> **DATA RECORDS**:

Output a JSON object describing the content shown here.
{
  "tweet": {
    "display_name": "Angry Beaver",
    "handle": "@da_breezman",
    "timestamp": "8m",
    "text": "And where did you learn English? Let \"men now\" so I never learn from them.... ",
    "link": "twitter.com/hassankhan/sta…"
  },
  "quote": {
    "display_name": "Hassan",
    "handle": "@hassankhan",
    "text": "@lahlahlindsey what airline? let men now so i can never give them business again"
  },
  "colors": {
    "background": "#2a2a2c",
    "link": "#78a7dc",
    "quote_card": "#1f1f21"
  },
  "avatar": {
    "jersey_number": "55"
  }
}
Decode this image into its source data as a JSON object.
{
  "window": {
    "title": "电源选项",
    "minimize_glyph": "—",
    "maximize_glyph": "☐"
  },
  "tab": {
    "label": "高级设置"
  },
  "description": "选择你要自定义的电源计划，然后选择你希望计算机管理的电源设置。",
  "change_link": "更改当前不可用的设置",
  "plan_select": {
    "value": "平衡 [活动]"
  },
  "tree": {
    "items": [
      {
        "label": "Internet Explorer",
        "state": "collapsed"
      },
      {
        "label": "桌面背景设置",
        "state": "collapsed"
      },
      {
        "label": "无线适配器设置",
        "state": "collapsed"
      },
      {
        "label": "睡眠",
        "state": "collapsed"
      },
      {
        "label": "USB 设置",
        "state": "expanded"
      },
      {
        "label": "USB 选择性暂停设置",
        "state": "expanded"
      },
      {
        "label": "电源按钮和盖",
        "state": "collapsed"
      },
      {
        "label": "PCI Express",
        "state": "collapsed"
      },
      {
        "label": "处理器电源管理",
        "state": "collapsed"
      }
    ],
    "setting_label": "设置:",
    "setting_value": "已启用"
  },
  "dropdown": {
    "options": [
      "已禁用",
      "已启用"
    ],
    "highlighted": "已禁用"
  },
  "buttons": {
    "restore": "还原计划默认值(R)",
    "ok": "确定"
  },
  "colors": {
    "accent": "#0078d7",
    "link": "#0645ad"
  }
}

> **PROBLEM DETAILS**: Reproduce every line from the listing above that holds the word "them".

> **RESULT OF THE TASK**:
    "text": "And where did you learn English? Let \"men now\" so I never learn from them.... ",
    "text": "@lahlahlindsey what airline? let men now so i can never give them business again"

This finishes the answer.